───── Data section ─────

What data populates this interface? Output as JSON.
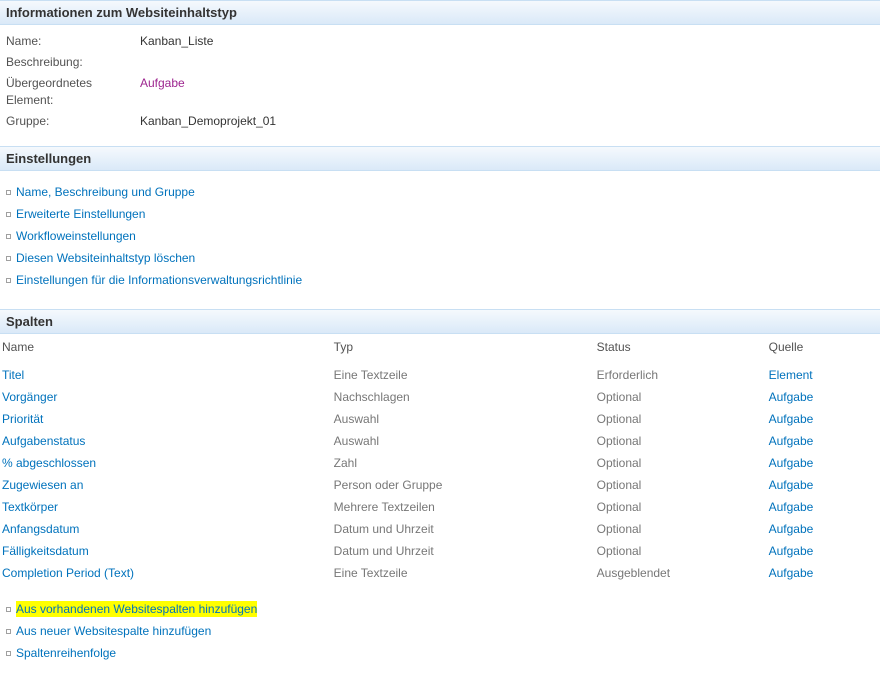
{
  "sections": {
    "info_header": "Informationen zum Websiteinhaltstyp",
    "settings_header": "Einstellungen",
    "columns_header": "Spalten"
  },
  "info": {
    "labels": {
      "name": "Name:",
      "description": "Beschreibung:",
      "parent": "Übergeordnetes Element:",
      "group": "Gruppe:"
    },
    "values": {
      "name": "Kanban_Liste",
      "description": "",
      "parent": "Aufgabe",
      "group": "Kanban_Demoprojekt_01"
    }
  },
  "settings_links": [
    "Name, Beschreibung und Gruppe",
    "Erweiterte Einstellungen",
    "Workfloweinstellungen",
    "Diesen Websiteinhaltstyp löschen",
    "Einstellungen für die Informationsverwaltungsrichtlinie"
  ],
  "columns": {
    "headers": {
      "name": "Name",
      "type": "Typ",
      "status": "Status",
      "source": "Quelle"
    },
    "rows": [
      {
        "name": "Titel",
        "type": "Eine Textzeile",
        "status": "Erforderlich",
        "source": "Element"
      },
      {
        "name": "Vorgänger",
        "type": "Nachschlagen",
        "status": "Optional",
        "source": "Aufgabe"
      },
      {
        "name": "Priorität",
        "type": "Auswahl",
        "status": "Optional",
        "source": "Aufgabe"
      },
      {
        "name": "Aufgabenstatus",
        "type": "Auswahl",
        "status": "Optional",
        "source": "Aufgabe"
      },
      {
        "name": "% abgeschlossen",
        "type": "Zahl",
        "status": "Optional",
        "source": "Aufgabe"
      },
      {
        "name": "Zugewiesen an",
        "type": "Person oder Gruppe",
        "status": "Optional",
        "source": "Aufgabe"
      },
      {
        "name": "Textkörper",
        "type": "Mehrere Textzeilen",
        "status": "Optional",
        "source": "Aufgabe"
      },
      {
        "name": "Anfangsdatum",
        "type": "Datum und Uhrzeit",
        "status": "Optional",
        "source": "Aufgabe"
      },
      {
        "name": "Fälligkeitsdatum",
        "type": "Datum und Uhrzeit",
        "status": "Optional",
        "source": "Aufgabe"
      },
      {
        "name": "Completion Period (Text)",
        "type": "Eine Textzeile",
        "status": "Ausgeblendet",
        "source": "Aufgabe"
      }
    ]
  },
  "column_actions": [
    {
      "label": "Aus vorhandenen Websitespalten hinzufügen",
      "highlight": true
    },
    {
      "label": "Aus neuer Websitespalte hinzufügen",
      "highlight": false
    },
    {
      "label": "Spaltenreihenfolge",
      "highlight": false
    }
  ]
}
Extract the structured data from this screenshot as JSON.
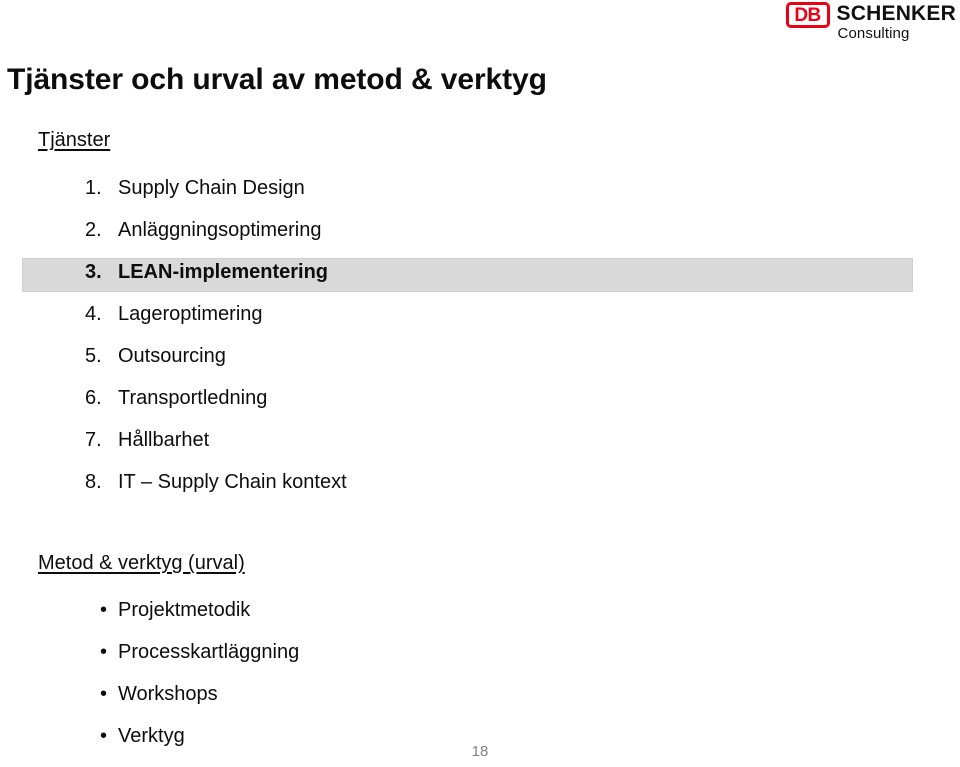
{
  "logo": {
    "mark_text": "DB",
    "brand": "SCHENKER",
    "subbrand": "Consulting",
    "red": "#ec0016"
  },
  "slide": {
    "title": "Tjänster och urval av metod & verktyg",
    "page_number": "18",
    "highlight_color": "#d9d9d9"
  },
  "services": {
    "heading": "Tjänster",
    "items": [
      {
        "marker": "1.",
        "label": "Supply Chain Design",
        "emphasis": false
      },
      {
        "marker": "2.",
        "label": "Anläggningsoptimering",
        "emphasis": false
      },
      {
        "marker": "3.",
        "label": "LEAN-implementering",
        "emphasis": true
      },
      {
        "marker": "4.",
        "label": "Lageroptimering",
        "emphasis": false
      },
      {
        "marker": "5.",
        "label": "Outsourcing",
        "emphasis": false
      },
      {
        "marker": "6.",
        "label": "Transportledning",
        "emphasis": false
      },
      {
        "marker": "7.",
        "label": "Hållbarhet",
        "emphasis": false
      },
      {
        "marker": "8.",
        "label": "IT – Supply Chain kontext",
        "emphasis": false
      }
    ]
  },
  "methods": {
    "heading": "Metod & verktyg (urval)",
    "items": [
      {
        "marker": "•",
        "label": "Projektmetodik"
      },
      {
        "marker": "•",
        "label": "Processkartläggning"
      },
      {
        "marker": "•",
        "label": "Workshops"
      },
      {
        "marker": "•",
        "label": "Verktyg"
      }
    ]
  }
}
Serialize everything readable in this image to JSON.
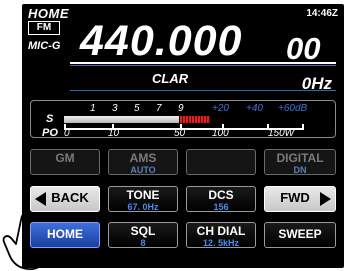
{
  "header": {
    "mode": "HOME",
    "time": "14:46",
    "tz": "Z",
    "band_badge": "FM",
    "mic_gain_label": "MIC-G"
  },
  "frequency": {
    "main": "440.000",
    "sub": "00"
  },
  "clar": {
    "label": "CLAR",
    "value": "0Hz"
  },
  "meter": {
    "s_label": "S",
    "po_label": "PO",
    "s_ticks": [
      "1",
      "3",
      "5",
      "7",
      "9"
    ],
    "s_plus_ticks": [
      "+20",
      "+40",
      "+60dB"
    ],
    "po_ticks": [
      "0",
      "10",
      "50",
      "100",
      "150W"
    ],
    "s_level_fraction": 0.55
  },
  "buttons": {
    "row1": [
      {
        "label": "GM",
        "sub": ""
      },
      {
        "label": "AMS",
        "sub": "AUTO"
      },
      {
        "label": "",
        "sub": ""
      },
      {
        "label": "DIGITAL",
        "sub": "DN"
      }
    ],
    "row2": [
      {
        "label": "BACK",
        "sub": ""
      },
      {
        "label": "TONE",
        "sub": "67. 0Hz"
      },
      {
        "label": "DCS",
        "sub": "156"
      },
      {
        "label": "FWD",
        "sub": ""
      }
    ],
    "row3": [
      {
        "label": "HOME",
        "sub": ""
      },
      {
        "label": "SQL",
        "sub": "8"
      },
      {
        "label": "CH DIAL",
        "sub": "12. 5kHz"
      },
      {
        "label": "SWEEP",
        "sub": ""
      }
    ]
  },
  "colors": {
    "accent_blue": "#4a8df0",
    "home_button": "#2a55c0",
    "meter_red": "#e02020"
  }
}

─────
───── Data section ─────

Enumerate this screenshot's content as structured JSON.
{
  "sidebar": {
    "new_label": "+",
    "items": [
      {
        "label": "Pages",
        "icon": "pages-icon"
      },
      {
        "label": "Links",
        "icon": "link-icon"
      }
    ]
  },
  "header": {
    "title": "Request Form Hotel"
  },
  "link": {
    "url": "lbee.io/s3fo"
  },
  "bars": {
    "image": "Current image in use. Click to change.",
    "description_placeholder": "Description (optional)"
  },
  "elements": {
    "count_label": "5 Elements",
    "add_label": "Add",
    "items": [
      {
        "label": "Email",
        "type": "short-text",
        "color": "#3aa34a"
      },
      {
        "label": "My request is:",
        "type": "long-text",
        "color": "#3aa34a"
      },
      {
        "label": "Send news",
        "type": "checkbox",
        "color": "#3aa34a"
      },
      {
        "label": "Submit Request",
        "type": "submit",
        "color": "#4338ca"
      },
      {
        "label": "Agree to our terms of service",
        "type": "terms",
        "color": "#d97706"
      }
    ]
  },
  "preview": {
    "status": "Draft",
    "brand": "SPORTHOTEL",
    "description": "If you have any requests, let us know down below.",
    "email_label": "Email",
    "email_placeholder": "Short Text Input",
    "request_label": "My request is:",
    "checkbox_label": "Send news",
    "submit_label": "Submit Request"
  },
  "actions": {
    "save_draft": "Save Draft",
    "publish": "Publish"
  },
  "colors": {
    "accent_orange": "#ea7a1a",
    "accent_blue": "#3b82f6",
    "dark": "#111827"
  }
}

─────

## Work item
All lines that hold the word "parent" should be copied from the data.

## Answer area
      "parent": "Übergeordnetes Element:",
      "parent": "Aufgabe",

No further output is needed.